nkf: forgive and forget

a forumer, carol chua siew gek, wrote to straits times asking the people to forgive durai as he is human after all. (i hope people will not take this as an admission of guilt.) and he had done a lot of good in transforming nkf into what it is today. personally, forgiving a wrongdoer is acceptable, especially for such a great talent. what i think durai should do is to make a public apology to the people, especially the donors and those kidney patients whom he had turned away. and then pay back whatever ill gotten money he took from nkf. he can then be reemployed by one of the glcs to raise fund or make money for the country. he can also sell his memoir and produce a film on his adventure in nkf. that will bring him a lot of money from royalties. he could also go on a world tour to give public lectures on motivation and creativity. and the govt can showcase to the world that we are a very forgiving nation and we really value talents, including fallen talents. and he can be the poster boy for the yellow ribbon project. the forgiveness shall also extend to all the board directors and excos and all the employees who received extra ordinary pay and bonuses. but they must also make a refund to nkf for money not rightfully theirs. and apologise as well. we must also engage chia teck leng as the senior consultant for our two casinos. pin on him a yellow ribbon as well.


Speedwing said...

Imagine you are one of those who have contributed towards NKF for many years. Now you find that your contributions have largely gone to finance lavish lifestyles, enormous bonuses, large salaries and large increases, back dated pays, conversion of leave to cash etc etc. To add salt to the wound, you are now told that only 10 cents in every dollar went to the patients. Will you be in a frame of mind to forgive and forget?

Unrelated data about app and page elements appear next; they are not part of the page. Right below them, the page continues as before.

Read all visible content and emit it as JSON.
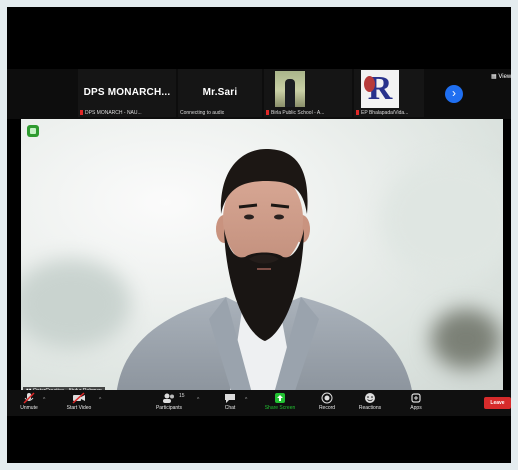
{
  "thumbnails": [
    {
      "name": "DPS MONARCH...",
      "caption": "DPS MONARCH - NAU..."
    },
    {
      "name": "Mr.Sari",
      "caption": "Connecting to audio"
    },
    {
      "name": "",
      "caption": "Birla Public School - A..."
    },
    {
      "name": "",
      "caption": "EP Bhalapada/Vida..."
    }
  ],
  "view_label": "View",
  "main_video": {
    "speaker_label": "QatarCreative - Abdur Rehman"
  },
  "toolbar": {
    "mute_label": "Unmute",
    "video_label": "Start Video",
    "participants_label": "Participants",
    "participants_count": "15",
    "chat_label": "Chat",
    "share_label": "Share Screen",
    "record_label": "Record",
    "reactions_label": "Reactions",
    "apps_label": "Apps",
    "leave_label": "Leave"
  },
  "colors": {
    "share_accent": "#22c232",
    "leave": "#d72b2b",
    "next_arrow": "#1f6ff1",
    "muted_red": "#e02828"
  }
}
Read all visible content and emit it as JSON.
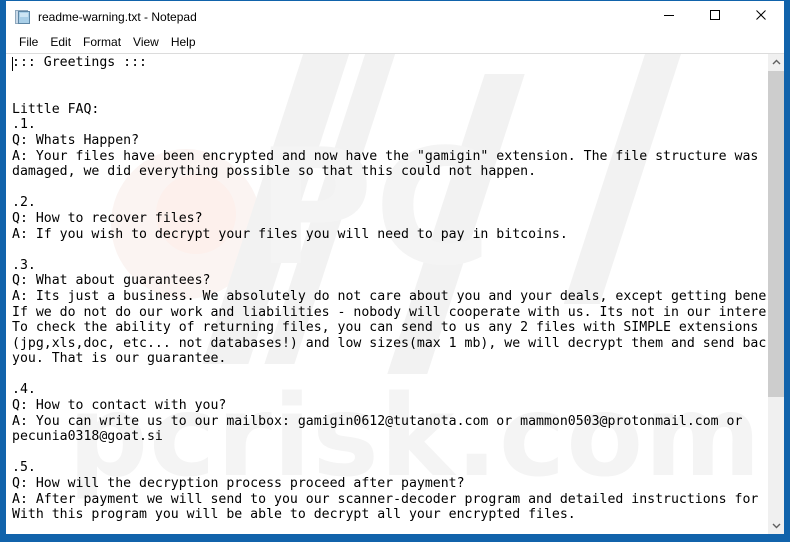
{
  "window": {
    "title": "readme-warning.txt - Notepad",
    "icon": "notepad-document-icon",
    "border_color": "#1163ab",
    "controls": {
      "minimize_label": "─",
      "maximize_label": "□",
      "close_label": "✕"
    }
  },
  "menubar": {
    "items": [
      {
        "label": "File"
      },
      {
        "label": "Edit"
      },
      {
        "label": "Format"
      },
      {
        "label": "View"
      },
      {
        "label": "Help"
      }
    ]
  },
  "editor": {
    "text": "::: Greetings :::\n\n\nLittle FAQ:\n.1.\nQ: Whats Happen?\nA: Your files have been encrypted and now have the \"gamigin\" extension. The file structure was not\ndamaged, we did everything possible so that this could not happen.\n\n.2.\nQ: How to recover files?\nA: If you wish to decrypt your files you will need to pay in bitcoins.\n\n.3.\nQ: What about guarantees?\nA: Its just a business. We absolutely do not care about you and your deals, except getting benefits.\nIf we do not do our work and liabilities - nobody will cooperate with us. Its not in our interests.\nTo check the ability of returning files, you can send to us any 2 files with SIMPLE extensions\n(jpg,xls,doc, etc... not databases!) and low sizes(max 1 mb), we will decrypt them and send back to\nyou. That is our guarantee.\n\n.4.\nQ: How to contact with you?\nA: You can write us to our mailbox: gamigin0612@tutanota.com or mammon0503@protonmail.com or\npecunia0318@goat.si\n\n.5.\nQ: How will the decryption process proceed after payment?\nA: After payment we will send to you our scanner-decoder program and detailed instructions for use.\nWith this program you will be able to decrypt all your encrypted files."
  },
  "scrollbar": {
    "up_arrow_glyph": "˄",
    "down_arrow_glyph": "˅",
    "thumb_top_percent": 0,
    "thumb_height_percent": 73,
    "track_color": "#f0f0f0",
    "thumb_color": "#cdcdcd"
  },
  "watermark": {
    "text_1": "pcrisk.com",
    "text_2": "PC"
  }
}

redbean said...

hi speed,
people should learn to forgive, although sometimes the pain is so bad and it is very difficult to do so. forget is another thing. forgiving doesn't mean must forget. better to remember quietly in case bad habits come back and the harm done the second time can be worst.

people so wrong. and if people recognise and acknowledge their mistakes, that is a good step forward. but they cannot run away from punishment. it is like karma, you pay for what you reap and you be forgiven if you are sincere.

a criminal pays his price in jail. his bad deeds forgiven but not forgotten. but if he is unrepentent, different story.

Speedwing said...

Hi Redbean,
I know of someone who earns $1100 per month. He has a wife and two young children to support. I was told he contributed $50 every month to the NKF. He did that for a number of years. I just cannot imagine how disappointed he must have felt when the whole NKF saga was brought out in the open.

I must say this, I would understand if he is unwilling to forgive and forget.

redbean said...

hi speed,
it all boils down to individuals and their motives. and this could be shaped by society and social values. our society has gone down the wrong path for many years. like you said and confirmed, we are money crazy.

a simple charitable organisation set up to help kidney patients is being transformed to a money hoarding organisation with raising fund and keeping money as their prime motives. how much do they need to save, for how many years, no one knows or want to know. just save as much as possible.

gerard ee was in the news to explain actually the other 90c did not disappear. but that is not enough as a reason. the money must go to the patients and not to the kitty. people donate for the patients immediate needs not to keep for their grandchildren.

we have the same problem with our national reserve. keep as much as possible. but how much and when is enough? what about returning some to the people. and the cpf also suffered from the same sickness. keeping people's money for as long as they wnat for an unknown future. immediate needs can go to hell.

now we know we are sick. does the policymakers know or still in hallucination?